You have heard that it was said “You shall not commit adultery”. But I say to you that everyone who looks at a woman with lustful intent has already committed adultery with her in his heart.
Instead of shutting down the temptation, David lets it run wild, until it takes over him.
And one thing leads to another… before you know it, we’ve moved from lust to adultery, to lies and manipulation, and when plan A doesn’t work (i.e. getting Uriah to come home from battle and sleep with his wife so he will think the child is his), then plan B fails (even getting him drunk on liquor doesn’t work), then David moves to plan C (having him killed in the line of duty).
David had been on solid ground – chosen by God. But he got careless and he didn’t even know it. Just like a sheep that sees a tempting mouthful of grass over there. Then another one a little farther, and then another… and another. Before you know it, he’s lost or in the sights of a predator looking for an easy meal. With each successive lie, David takes another step closer to the edge… until he’s over the edge with murder. The snowball effect, it started so small. But now, he’s tumbling down the rocks. He’s crashed and burned. And the last thing he hears is the devil singing in his ear “another one bites the dust”.
It’s hard to find someone else in the Bible who could break so many of the 10 Commandments at one sitting! As far as I can see, David managed to at least break 4 in one go:
- You shall not murder
- You shall not commit adultery
- You shall not steal
- You shall not covet your neighbour’s wife
So, I want to quickly share with you some thoughts on how we can use this example from David’s life in our own:

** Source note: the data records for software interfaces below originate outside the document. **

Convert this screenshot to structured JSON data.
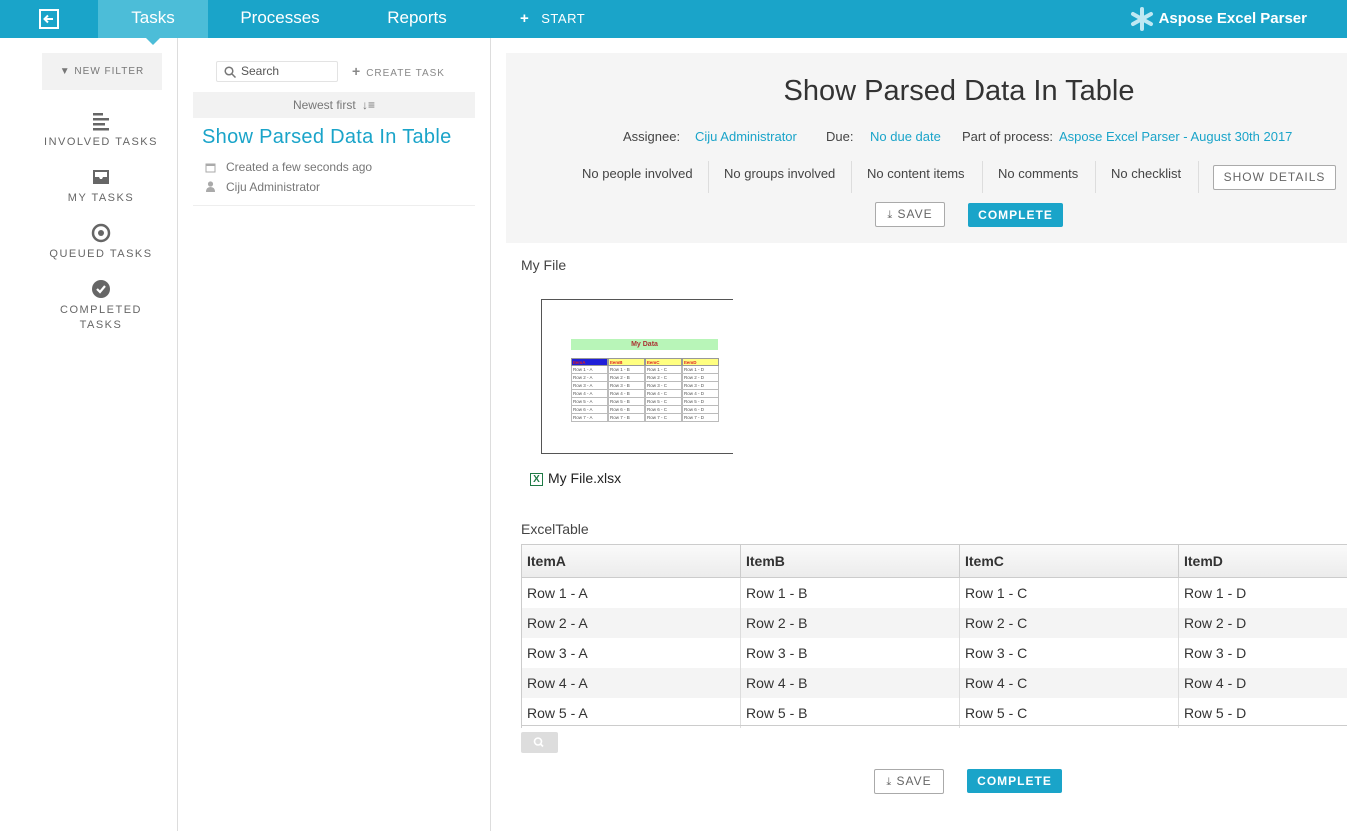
{
  "app": {
    "nav_tabs": [
      {
        "label": "Tasks",
        "active": true
      },
      {
        "label": "Processes",
        "active": false
      },
      {
        "label": "Reports",
        "active": false
      }
    ],
    "start_label": "START",
    "brand_name": "Aspose Excel Parser",
    "accent_color": "#1aa4c9"
  },
  "sidebar": {
    "new_filter_label": "NEW FILTER",
    "items": [
      {
        "label": "INVOLVED TASKS",
        "icon": "list-icon"
      },
      {
        "label": "MY TASKS",
        "icon": "inbox-icon"
      },
      {
        "label": "QUEUED TASKS",
        "icon": "target-icon"
      },
      {
        "label": "COMPLETED TASKS",
        "icon": "check-circle-icon"
      }
    ]
  },
  "tasklist": {
    "search_placeholder": "Search",
    "create_task_label": "CREATE TASK",
    "sort_label": "Newest first",
    "tasks": [
      {
        "title": "Show Parsed Data In Table",
        "created": "Created a few seconds ago",
        "assignee": "Ciju Administrator"
      }
    ]
  },
  "task": {
    "title": "Show Parsed Data In Table",
    "assignee_label": "Assignee:",
    "assignee": "Ciju Administrator",
    "due_label": "Due:",
    "due": "No due date",
    "process_label": "Part of process:",
    "process": "Aspose Excel Parser - August 30th 2017",
    "stats": [
      "No people involved",
      "No groups involved",
      "No content items",
      "No comments",
      "No checklist"
    ],
    "show_details_label": "SHOW DETAILS",
    "save_label": "SAVE",
    "complete_label": "COMPLETE"
  },
  "form": {
    "file_section_label": "My File",
    "file_name": "My File.xlsx",
    "thumbnail": {
      "title": "My Data",
      "headers": [
        "ItemA",
        "ItemB",
        "ItemC",
        "ItemD"
      ],
      "rows": [
        [
          "Row 1 - A",
          "Row 1 - B",
          "Row 1 - C",
          "Row 1 - D"
        ],
        [
          "Row 2 - A",
          "Row 2 - B",
          "Row 2 - C",
          "Row 2 - D"
        ],
        [
          "Row 3 - A",
          "Row 3 - B",
          "Row 3 - C",
          "Row 3 - D"
        ],
        [
          "Row 4 - A",
          "Row 4 - B",
          "Row 4 - C",
          "Row 4 - D"
        ],
        [
          "Row 5 - A",
          "Row 5 - B",
          "Row 5 - C",
          "Row 5 - D"
        ],
        [
          "Row 6 - A",
          "Row 6 - B",
          "Row 6 - C",
          "Row 6 - D"
        ],
        [
          "Row 7 - A",
          "Row 7 - B",
          "Row 7 - C",
          "Row 7 - D"
        ]
      ]
    },
    "table_section_label": "ExcelTable",
    "table": {
      "columns": [
        "ItemA",
        "ItemB",
        "ItemC",
        "ItemD"
      ],
      "rows": [
        [
          "Row 1 - A",
          "Row 1 - B",
          "Row 1 - C",
          "Row 1 - D"
        ],
        [
          "Row 2 - A",
          "Row 2 - B",
          "Row 2 - C",
          "Row 2 - D"
        ],
        [
          "Row 3 - A",
          "Row 3 - B",
          "Row 3 - C",
          "Row 3 - D"
        ],
        [
          "Row 4 - A",
          "Row 4 - B",
          "Row 4 - C",
          "Row 4 - D"
        ],
        [
          "Row 5 - A",
          "Row 5 - B",
          "Row 5 - C",
          "Row 5 - D"
        ]
      ]
    },
    "save_label": "SAVE",
    "complete_label": "COMPLETE"
  }
}
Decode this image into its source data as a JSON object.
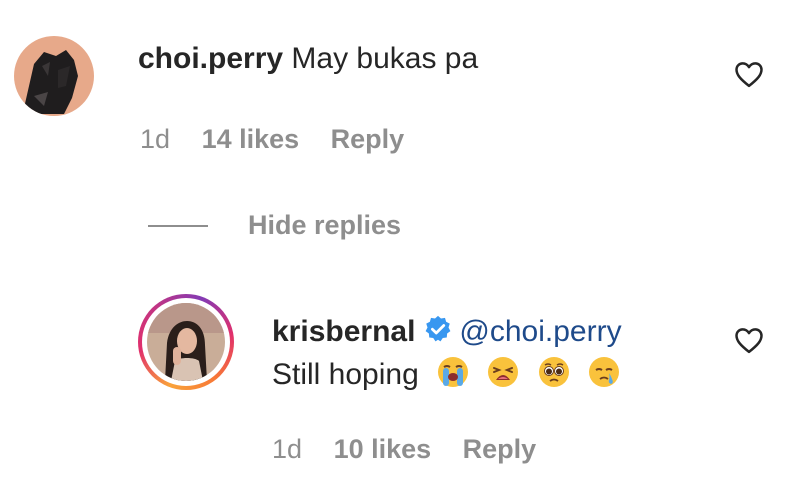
{
  "comment": {
    "username": "choi.perry",
    "text": "May bukas pa",
    "time": "1d",
    "likes": "14 likes",
    "reply_label": "Reply",
    "avatar_icon": "avatar-dark-figure",
    "like_icon": "heart-outline-icon"
  },
  "replies_toggle": {
    "label": "Hide replies"
  },
  "reply": {
    "username": "krisbernal",
    "verified_icon": "verified-badge-icon",
    "mention": "@choi.perry",
    "text": "Still hoping",
    "emojis": [
      "loudly-crying-face",
      "tired-face",
      "pleading-face",
      "face-holding-back-tears"
    ],
    "time": "1d",
    "likes": "10 likes",
    "reply_label": "Reply",
    "avatar_icon": "avatar-woman-photo",
    "like_icon": "heart-outline-icon"
  },
  "colors": {
    "text": "#262626",
    "meta": "#8e8e8e",
    "mention": "#1e4a8a",
    "verified": "#3897f0"
  }
}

#1: You’re dying in the present if you’re living in the past! David had already defeated armies and nations: the Philistines, the Moabites, the Edomites and others. And so, instead of taking his place against the Ammonites, he leans on the victories of the past, and doesn’t have a vision of the future.

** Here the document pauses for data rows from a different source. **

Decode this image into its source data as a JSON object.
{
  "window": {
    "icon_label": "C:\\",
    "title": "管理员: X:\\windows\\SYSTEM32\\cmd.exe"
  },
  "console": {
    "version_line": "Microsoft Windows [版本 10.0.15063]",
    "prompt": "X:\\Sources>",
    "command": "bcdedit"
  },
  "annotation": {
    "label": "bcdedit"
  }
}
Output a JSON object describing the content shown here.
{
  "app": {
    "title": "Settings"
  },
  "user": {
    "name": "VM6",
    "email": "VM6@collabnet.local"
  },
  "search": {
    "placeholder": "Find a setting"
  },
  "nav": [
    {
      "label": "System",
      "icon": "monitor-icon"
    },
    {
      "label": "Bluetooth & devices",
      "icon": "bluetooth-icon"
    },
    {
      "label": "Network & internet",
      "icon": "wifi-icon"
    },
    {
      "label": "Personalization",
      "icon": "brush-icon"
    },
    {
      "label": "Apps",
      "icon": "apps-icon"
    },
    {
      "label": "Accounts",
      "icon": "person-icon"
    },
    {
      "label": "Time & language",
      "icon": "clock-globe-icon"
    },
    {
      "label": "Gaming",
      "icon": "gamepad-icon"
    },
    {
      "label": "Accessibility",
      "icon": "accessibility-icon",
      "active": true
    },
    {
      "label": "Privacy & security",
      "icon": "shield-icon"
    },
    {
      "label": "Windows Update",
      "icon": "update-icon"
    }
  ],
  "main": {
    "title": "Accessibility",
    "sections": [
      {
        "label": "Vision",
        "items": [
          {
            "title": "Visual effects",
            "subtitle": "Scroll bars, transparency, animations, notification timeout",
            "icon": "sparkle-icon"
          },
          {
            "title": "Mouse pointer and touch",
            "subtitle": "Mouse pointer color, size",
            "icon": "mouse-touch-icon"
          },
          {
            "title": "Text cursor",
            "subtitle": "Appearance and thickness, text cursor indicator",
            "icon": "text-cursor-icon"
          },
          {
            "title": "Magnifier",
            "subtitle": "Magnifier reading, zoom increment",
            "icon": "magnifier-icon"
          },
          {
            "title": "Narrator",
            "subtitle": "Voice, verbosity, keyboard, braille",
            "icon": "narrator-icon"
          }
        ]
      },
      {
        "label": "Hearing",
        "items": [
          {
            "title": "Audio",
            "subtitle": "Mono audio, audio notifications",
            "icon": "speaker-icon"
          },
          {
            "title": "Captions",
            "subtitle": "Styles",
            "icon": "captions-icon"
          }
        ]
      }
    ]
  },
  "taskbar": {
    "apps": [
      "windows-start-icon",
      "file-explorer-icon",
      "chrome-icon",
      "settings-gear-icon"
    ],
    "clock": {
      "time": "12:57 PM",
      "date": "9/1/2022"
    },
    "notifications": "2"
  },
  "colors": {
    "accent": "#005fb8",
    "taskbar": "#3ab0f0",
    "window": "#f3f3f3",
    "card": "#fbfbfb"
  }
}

#2: When we are out of the way of our duty, we put ourselves in the path of temptation. David should have been out on the front lines, but instead makes the mistake of staying in Jerusalem where he takes on a moral defeat. What are you supposed to be doing? Have you got a clear path cut out ahead of you? Or are you just drifting along waiting for live to happen for you?

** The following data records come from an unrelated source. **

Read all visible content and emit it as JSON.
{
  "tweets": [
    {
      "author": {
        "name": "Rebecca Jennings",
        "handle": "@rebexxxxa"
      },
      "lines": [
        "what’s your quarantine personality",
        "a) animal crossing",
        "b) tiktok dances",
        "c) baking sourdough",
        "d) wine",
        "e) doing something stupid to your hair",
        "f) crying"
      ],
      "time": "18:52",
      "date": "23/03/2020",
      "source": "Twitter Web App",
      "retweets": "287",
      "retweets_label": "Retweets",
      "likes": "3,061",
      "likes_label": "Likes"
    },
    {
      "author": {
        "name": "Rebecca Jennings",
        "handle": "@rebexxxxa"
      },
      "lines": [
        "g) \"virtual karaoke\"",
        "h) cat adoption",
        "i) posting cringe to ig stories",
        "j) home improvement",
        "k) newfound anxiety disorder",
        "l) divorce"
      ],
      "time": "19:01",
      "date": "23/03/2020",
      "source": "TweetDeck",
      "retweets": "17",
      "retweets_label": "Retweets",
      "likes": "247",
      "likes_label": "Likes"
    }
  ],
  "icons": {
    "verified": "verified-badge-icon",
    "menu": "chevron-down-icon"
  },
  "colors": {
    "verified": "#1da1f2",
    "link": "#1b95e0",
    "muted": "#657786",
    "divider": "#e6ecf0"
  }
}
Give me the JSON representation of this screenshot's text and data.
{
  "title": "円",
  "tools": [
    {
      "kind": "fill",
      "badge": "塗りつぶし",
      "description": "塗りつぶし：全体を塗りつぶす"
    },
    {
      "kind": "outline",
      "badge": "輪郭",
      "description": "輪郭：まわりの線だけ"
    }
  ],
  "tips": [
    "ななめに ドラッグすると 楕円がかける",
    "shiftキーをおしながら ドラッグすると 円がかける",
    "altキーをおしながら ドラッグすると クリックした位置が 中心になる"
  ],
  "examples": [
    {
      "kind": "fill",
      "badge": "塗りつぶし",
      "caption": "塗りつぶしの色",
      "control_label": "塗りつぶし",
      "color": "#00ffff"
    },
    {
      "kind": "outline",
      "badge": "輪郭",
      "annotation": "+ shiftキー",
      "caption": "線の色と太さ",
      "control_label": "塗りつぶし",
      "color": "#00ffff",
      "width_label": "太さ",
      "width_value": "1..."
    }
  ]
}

#3: We will also fall in that one are of our life where our passion is the strongest and our principles are the weakest. There are certain temptations that one person will struggle with, while another person won’t. I gave up smoking cold turkey, without thinking twice about it – because I had only smoked because of the social aspects of it. It was no big deal to quit. But I know of many others for whom drugs, alcohol or smoking are their Aquiles heel. On the other hand, I had to continually safeguard myself against impulse spending. I don’t need more things!
#4: What we don’t resist in the mind, will soon become manifested in our thoughts and actions. One part of psychology looks at Neuro-Linguistic Programming, (NLP for short) a name that encompasses the three most influential components involved in producing human experience: neurology, language and programming. The neurological system regulates how our bodies function, language determines how we interface and communicate with other people and our programming determines the kinds of models of the world we create. Neuro-Linguistic Programming describes the fundamental dynamics between mind (neuro) and language (linguistic) and how their interplay affects our body and behavior (programming). What we think about is what we will say and do.
#5: The power of your example should always exceed the position of your authority. No matter what position you have, you should always strive to set an example of excellence. Set the standard of leadership, holding more authority from your example than from the power of the position.
I hope that this story of David helps you focus on what is truly important in your life and the example you are setting for those people that are watching you.